Go through the records and report each line in which the word "Widget" occurs.

┄┄┄┄┄┄┄┄┄┄

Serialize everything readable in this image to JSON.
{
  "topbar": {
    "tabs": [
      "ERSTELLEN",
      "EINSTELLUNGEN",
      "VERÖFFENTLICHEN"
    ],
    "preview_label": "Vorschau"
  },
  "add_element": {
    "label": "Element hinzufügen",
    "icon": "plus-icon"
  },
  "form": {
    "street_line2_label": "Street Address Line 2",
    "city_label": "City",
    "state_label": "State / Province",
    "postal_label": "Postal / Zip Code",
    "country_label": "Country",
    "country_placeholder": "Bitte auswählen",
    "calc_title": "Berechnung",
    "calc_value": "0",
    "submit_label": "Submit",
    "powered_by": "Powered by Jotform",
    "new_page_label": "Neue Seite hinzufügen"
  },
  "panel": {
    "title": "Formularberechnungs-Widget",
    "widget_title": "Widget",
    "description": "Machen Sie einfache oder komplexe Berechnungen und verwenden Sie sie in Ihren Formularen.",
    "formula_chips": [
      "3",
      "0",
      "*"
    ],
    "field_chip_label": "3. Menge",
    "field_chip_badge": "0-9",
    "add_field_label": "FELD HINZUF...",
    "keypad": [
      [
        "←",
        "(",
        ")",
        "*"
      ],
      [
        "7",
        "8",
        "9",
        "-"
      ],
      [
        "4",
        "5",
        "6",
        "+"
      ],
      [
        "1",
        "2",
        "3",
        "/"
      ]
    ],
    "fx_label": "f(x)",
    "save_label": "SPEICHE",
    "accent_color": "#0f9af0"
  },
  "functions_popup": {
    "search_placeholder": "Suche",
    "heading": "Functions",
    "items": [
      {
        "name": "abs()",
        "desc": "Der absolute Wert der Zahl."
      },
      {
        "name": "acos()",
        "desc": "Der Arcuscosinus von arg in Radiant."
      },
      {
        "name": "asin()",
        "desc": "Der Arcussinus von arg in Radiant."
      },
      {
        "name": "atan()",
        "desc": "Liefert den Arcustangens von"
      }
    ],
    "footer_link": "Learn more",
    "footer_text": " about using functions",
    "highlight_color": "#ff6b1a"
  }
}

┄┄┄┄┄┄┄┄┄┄

Problem solution.
    "title": "Formularberechnungs-Widget",
    "widget_title": "Widget",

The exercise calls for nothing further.